Life works in mysterious ways. As this week marks 70 years since the Lubavitcher Rebbe, Rav Menachem Mendel Schneerson, zt”l, took over the mantle of leadership after the passing of his father-in-law, Rav Yosef Yitzchok Schneersohn, zt”l, I had planned on speaking with Rabbi Berel Lazar about it. But then Naama Issachar, the 26-year-old American-Israeli woman who had been jailed in Russia on drug charges, was pardoned by President Vladimir Putin. Videos of Naama’s mother, Mrs. Yaffa Issachar, meeting with Rabbi Lazar and thanking him for helping free her daughter went viral on social media.

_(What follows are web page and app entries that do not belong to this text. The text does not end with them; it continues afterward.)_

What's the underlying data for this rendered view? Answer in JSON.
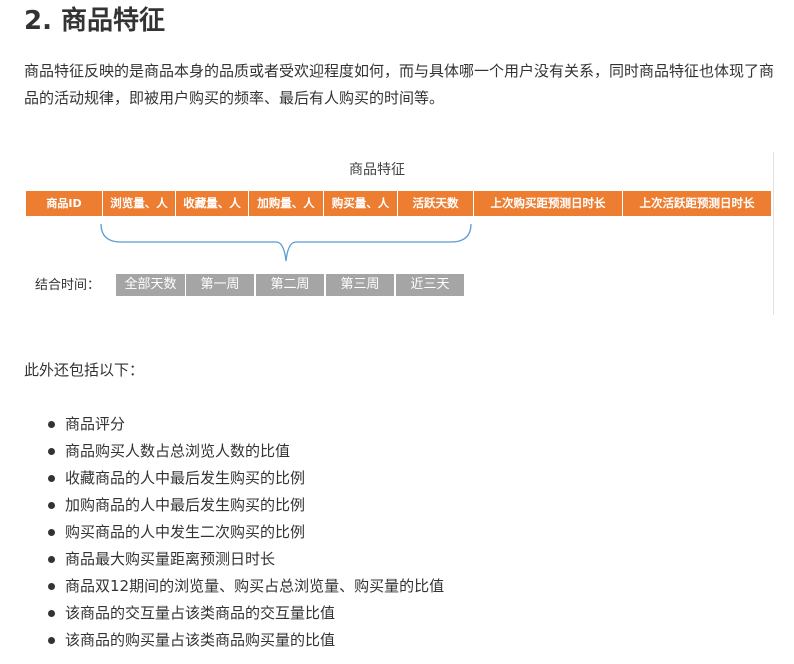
{
  "heading": "2. 商品特征",
  "paragraph": "商品特征反映的是商品本身的品质或者受欢迎程度如何，而与具体哪一个用户没有关系，同时商品特征也体现了商品的活动规律，即被用户购买的频率、最后有人购买的时间等。",
  "figure": {
    "title": "商品特征",
    "features": [
      "商品ID",
      "浏览量、人",
      "收藏量、人",
      "加购量、人",
      "购买量、人",
      "活跃天数",
      "上次购买距预测日时长",
      "上次活跃距预测日时长"
    ],
    "combine_label": "结合时间：",
    "periods": [
      "全部天数",
      "第一周",
      "第二周",
      "第三周",
      "近三天"
    ],
    "colors": {
      "feature_bar": "#ed7d31",
      "period_bar": "#a5a5a5",
      "brace": "#5b9bd5"
    }
  },
  "intro": "此外还包括以下：",
  "items": [
    "商品评分",
    "商品购买人数占总浏览人数的比值",
    "收藏商品的人中最后发生购买的比例",
    "加购商品的人中最后发生购买的比例",
    "购买商品的人中发生二次购买的比例",
    "商品最大购买量距离预测日时长",
    "商品双12期间的浏览量、购买占总浏览量、购买量的比值",
    "该商品的交互量占该类商品的交互量比值",
    "该商品的购买量占该类商品购买量的比值"
  ]
}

As many of you know, last April Naama was arrested for possession of nine grams of marijuana during a stopover in Moscow while she was en route from India to Israel. Although marijuana is illegal in Israel, possession of less than 15 grams for personal use has been decriminalized. Since her daughter’s arrest, Naama’s mother had been working tirelessly to draw attention to her daughter’s plight. Upon hearing the news of her release, I immediately reached out to Rabbi Lazar in Moscow for more details, and he agreed to speak to Ami. I was told by his staff that he wouldn’t have much time to talk and would only be available for between four and seven minutes. But when I asked him directly how much time we could talk he replied, “As much time as you need.” Not surprisingly, I did need lots of time, and we ended up talking on the phone for an hour and ten minutes.
Speaking to Rabbi Berel Lazar is an enjoyable experience. He’s a great conversationalist, and he’s very easy-going and down-to-earth. He has an endless supply of hair-raising tales to share, many of which happened to him personally. After all, serving as chief rabbi of Russia cannot be a boring job. When you hang up the phone, all you can say is “Wow!” Google his name and you’ll get results ranging from photos of him meeting with world leaders to wild rumors and conspiracy theories. Known to many as “Putin’s rabbi,” some of the issues with which he deals require the skills of a statesman. He humbly travels around the globe, silently working his way through the halls of power, tirelessly pushing to make the world a better place. During my numerous conversations with him, I’ve noticed that his every word is measured, and for every story he shares, I know that there are least ten others he can never reveal because there is too much at stake. Such is the life of Rabbi Berel Lazar.
“Mazel tov on the release of Naama Issachar,” I tell him as we begin our conversation. “Can you tell me how this whole thing began?”
“It actually started a couple of days before Pesach, when we learned that a Jewish woman had been arrested at the airport. I’m sure it happens elsewhere too, but lately we’re seeing this more and more in Russia. It’s mainly Israelis who get stuck, and the first thing they do is call Chabad. We immediately sent someone to visit her, and we got lawyers for her. We also helped her mother come to Moscow, and she was here for the Seder. We did whatever we could to help. In the beginning everything looked good. It didn’t seem like it would be difficult to get her out, but the situation soon became very complicated. All of a sudden there were a lot of external factors at play, and the next thing we knew she had been sentenced to seven and a half years in jail. I don’t want to point any fingers or say that so-and-so made a mistake, but this wasn’t something that normally happens. It was a very unique situation. Someone who is found with such a miniscule amount of drugs on a stopover usually doesn’t receive such a harsh sentence. But, baruch Hashem, efforts were made and today we are celebrating her release.”
“Can you comment on what caused the situation to deteriorate?”
“No, I’m sorry. I can’t do that.”
“Do you think that Israelis are being specifically targeted?”
“No. Absolutely not. First of all, these days Russia and Israel have a very good relationship across the board: economically, militarily, culturally and politically. President Putin and Prime Minister Netanyahu also have an excellent personal relationship. President Putin’s visit to Israel last week is a case in point. There is no reason to even think along those lines. Not only wasn’t Naama targeted because she’s Israeli, but I would argue the opposite. Even though she is Israeli, things somehow managed to head in the wrong direction.”